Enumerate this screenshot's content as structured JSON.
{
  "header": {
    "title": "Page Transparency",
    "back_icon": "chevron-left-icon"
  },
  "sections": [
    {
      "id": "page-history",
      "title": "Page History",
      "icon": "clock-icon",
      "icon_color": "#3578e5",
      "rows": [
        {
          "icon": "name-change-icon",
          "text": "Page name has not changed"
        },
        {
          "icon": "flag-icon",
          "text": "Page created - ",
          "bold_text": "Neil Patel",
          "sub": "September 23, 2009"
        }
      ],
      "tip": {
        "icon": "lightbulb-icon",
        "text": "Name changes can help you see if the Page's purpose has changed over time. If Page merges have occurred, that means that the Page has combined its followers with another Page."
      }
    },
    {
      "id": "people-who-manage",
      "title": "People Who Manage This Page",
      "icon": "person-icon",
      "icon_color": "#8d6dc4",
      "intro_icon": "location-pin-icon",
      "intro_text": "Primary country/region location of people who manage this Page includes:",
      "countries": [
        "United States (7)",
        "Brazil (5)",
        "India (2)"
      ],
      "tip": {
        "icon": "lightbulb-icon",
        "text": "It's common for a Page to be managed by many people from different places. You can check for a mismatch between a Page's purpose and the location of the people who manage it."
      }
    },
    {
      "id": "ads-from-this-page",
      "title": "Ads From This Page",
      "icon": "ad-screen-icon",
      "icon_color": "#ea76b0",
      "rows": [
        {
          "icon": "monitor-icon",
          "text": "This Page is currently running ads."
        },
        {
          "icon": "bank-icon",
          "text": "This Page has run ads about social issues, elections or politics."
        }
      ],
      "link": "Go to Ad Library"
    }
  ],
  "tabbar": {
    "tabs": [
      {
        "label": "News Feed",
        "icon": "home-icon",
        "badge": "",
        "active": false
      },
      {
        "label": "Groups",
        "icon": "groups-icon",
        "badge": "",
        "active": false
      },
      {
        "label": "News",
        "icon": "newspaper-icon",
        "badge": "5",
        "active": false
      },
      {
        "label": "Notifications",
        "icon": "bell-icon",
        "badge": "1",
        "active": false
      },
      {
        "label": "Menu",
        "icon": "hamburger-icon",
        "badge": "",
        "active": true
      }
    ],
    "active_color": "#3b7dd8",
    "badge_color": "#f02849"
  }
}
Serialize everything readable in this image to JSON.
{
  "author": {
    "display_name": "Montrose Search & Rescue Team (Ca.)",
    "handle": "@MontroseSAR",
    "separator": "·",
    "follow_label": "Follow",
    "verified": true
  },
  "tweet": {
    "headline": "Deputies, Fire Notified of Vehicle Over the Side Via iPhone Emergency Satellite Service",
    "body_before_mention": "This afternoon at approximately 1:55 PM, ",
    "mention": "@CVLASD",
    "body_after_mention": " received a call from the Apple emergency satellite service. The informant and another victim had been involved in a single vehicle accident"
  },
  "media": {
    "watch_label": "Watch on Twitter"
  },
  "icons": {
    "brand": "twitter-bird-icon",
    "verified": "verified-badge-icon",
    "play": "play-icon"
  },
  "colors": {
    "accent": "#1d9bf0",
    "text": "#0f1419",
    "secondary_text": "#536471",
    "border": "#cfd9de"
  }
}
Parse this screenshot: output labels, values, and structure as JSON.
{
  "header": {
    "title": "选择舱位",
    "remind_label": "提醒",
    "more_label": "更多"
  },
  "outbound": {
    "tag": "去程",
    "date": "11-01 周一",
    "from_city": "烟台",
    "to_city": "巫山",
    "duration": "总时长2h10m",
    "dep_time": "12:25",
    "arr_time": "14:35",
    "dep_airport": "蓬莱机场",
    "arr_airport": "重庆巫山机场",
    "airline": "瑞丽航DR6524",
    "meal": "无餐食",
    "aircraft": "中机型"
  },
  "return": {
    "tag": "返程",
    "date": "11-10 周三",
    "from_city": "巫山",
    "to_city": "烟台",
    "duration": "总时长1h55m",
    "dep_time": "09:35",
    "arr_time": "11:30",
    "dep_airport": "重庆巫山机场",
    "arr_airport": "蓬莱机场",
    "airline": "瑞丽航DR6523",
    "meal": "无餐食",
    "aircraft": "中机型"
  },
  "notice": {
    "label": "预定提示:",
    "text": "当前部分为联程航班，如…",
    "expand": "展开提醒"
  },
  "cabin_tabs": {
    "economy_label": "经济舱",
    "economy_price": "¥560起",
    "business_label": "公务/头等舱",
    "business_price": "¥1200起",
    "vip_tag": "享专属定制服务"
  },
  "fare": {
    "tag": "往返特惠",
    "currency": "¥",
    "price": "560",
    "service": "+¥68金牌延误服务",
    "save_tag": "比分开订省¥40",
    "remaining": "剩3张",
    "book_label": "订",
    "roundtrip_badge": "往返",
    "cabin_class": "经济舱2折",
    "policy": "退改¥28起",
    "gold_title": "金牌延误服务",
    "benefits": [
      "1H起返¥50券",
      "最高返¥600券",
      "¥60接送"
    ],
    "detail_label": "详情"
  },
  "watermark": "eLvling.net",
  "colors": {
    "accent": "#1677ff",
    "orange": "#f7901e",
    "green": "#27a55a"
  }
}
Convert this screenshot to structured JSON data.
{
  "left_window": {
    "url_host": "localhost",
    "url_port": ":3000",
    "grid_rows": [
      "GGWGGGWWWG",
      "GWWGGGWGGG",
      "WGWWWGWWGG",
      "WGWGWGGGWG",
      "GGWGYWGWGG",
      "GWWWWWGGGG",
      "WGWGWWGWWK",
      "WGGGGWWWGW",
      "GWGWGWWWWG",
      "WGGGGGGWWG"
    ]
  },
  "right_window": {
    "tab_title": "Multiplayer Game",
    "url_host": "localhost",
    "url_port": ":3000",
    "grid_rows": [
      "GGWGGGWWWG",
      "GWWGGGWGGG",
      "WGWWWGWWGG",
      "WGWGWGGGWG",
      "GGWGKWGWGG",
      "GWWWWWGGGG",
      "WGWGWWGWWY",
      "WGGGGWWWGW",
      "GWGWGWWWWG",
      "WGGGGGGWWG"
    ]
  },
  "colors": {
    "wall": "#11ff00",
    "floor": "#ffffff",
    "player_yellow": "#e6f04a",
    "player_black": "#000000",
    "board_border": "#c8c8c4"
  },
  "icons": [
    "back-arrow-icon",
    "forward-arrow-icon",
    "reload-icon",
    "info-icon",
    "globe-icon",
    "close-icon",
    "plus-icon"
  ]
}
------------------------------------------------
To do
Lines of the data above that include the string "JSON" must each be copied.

Solution below
Enumerate this screenshot's content as structured JSON.
Serialize everything readable in this image to JSON.
Parse this screenshot: output labels, values, and structure as JSON.
Convert this screenshot to structured JSON data.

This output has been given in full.